#### DATASET EXTRACT

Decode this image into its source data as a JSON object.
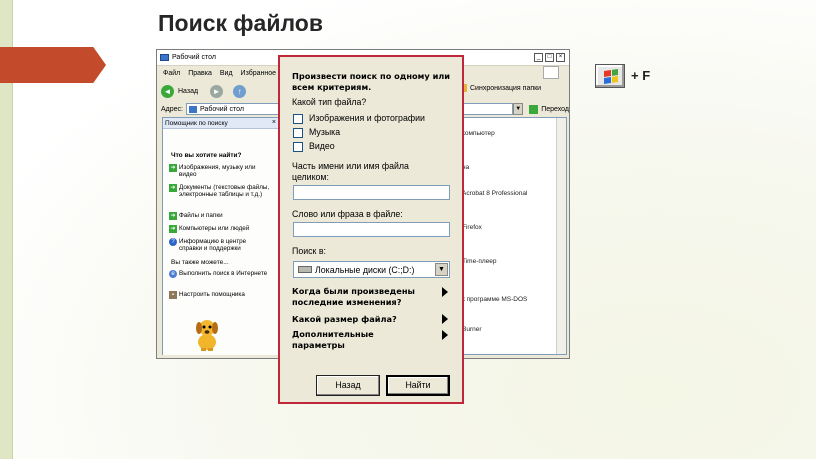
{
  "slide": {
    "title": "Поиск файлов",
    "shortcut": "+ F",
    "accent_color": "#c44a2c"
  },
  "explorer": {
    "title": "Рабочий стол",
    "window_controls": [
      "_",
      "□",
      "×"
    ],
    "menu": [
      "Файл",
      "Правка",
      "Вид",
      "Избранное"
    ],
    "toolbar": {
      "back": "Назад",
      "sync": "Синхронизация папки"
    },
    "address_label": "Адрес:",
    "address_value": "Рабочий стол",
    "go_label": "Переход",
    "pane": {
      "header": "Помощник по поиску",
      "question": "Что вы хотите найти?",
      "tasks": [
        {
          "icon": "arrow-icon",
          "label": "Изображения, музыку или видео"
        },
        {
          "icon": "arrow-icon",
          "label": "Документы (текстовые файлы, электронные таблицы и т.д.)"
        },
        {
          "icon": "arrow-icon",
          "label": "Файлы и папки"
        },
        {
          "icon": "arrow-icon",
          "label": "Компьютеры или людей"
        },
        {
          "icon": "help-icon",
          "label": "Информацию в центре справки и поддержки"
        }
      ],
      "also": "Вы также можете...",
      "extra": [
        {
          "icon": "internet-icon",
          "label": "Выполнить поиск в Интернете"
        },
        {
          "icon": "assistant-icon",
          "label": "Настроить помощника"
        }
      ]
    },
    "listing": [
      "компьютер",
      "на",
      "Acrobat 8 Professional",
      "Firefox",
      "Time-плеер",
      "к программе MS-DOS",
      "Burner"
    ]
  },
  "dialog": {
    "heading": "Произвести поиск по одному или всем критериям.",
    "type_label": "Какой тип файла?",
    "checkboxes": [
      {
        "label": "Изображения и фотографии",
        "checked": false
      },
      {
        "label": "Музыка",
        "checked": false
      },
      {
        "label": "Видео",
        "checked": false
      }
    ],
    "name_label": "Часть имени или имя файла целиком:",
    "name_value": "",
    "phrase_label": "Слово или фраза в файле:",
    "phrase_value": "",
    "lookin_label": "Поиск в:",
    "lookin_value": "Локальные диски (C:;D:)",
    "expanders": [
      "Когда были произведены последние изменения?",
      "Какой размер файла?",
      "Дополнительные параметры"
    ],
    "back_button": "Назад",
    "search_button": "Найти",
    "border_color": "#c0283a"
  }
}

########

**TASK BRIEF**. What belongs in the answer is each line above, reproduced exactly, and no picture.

**RESPONSE BELOW**.
Decode this image into its source data as a JSON object.
{
  "slide": {
    "title": "Поиск файлов",
    "shortcut": "+ F",
    "accent_color": "#c44a2c"
  },
  "explorer": {
    "title": "Рабочий стол",
    "window_controls": [
      "_",
      "□",
      "×"
    ],
    "menu": [
      "Файл",
      "Правка",
      "Вид",
      "Избранное"
    ],
    "toolbar": {
      "back": "Назад",
      "sync": "Синхронизация папки"
    },
    "address_label": "Адрес:",
    "address_value": "Рабочий стол",
    "go_label": "Переход",
    "pane": {
      "header": "Помощник по поиску",
      "question": "Что вы хотите найти?",
      "tasks": [
        {
          "icon": "arrow-icon",
          "label": "Изображения, музыку или видео"
        },
        {
          "icon": "arrow-icon",
          "label": "Документы (текстовые файлы, электронные таблицы и т.д.)"
        },
        {
          "icon": "arrow-icon",
          "label": "Файлы и папки"
        },
        {
          "icon": "arrow-icon",
          "label": "Компьютеры или людей"
        },
        {
          "icon": "help-icon",
          "label": "Информацию в центре справки и поддержки"
        }
      ],
      "also": "Вы также можете...",
      "extra": [
        {
          "icon": "internet-icon",
          "label": "Выполнить поиск в Интернете"
        },
        {
          "icon": "assistant-icon",
          "label": "Настроить помощника"
        }
      ]
    },
    "listing": [
      "компьютер",
      "на",
      "Acrobat 8 Professional",
      "Firefox",
      "Time-плеер",
      "к программе MS-DOS",
      "Burner"
    ]
  },
  "dialog": {
    "heading": "Произвести поиск по одному или всем критериям.",
    "type_label": "Какой тип файла?",
    "checkboxes": [
      {
        "label": "Изображения и фотографии",
        "checked": false
      },
      {
        "label": "Музыка",
        "checked": false
      },
      {
        "label": "Видео",
        "checked": false
      }
    ],
    "name_label": "Часть имени или имя файла целиком:",
    "name_value": "",
    "phrase_label": "Слово или фраза в файле:",
    "phrase_value": "",
    "lookin_label": "Поиск в:",
    "lookin_value": "Локальные диски (C:;D:)",
    "expanders": [
      "Когда были произведены последние изменения?",
      "Какой размер файла?",
      "Дополнительные параметры"
    ],
    "back_button": "Назад",
    "search_button": "Найти",
    "border_color": "#c0283a"
  }
}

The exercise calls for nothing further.